Update 4/24/19: Can Sensor Data Save California's Aquifers?
Update 5/20/19: Sinking land, poisoned water: the dark side of California's mega farms
Update 6/9/19: California's Central Valley has one of the worst subsidence crises in the country.
Update 6/12/19: Can California Better Use Winter Storms to Refill its Aquifers?
Update 6/14/19: With floods and droughts increasing, communities take a new look at storing water underground
Update 6/17/19: THE DREAMT LAND Chasing Water and Dust Across California By Mark Arax
Update 7/25/19: Sustainable groundwater management is inherently connected to the long-term survival of the Bay Delta
Update 8/25/19: We ate ourselves alive until the system collapsed, thus California's Sustainable Groundwater Management Act goes into effect in 2020.
Update 9/20/19: Subsidence worries the California Department of Water Resources. Think of shutting down water for 30 million Californians.
Update 9/23/19: California's chronic water overuse leads to sinking towns, arsenic pollution
Update 10/5/19: Almost 20 percent of the catchments areas where groundwater is pumped suffer from a flow that is too low to sustain freshwater ecosystems.
Update 1/9/20: Extreme ag pumping threatens California’s main water artery

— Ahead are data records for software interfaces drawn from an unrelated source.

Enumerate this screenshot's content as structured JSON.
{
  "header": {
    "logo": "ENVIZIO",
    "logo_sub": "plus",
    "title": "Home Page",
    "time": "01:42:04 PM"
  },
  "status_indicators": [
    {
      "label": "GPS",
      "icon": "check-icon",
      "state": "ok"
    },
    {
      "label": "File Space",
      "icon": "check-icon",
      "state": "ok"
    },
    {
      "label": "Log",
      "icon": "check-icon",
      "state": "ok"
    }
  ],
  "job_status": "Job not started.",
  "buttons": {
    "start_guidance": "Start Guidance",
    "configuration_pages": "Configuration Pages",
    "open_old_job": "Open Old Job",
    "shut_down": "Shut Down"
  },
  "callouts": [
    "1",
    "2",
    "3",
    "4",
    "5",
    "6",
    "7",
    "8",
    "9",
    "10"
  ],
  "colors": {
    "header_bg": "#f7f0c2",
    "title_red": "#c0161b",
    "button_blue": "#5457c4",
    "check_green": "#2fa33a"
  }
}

Update 2/19/20: Subsidence of the California Aqueduct in the San Joaquin Valley - MWD findings
Update 3/9/20: California’s 'Salad Bowl' Recharges Depleted Aquifer
Update 4/1/20: As temperatures rise, Arizona sinks
Update 4/2/20: WESTERN GROUNDWATER CONGRESS: Quantifying surface water depletion from groundwater pumping. Western supply is decreasing and demand is increasing.
Update 4/16/20: California has launched a landmark effort to save its groundwater.
Update 5/14/20: Groundwater: The charge to recharge needs to be data driven
Update 8/21/20: State Must Analyze Practice of Dumping Billions of Gallons of Wastewater Into Sea
Update 9/3/20: California has started to implement its Sustainable Groundwater Management Act (SGMA) with a goal of reaching groundwater sustainability in over-pumped basins by 2040 or 2042.
Update 9/4/20: Groundwater over-pumping is breaking and sinking the land on which thousands of people and families farm, work, and play.
Update 9/14/20: What Does Groundwater Have to Do with the Delta? A Lot.
Update 9/15/20: GROUNDWATER 101: The basics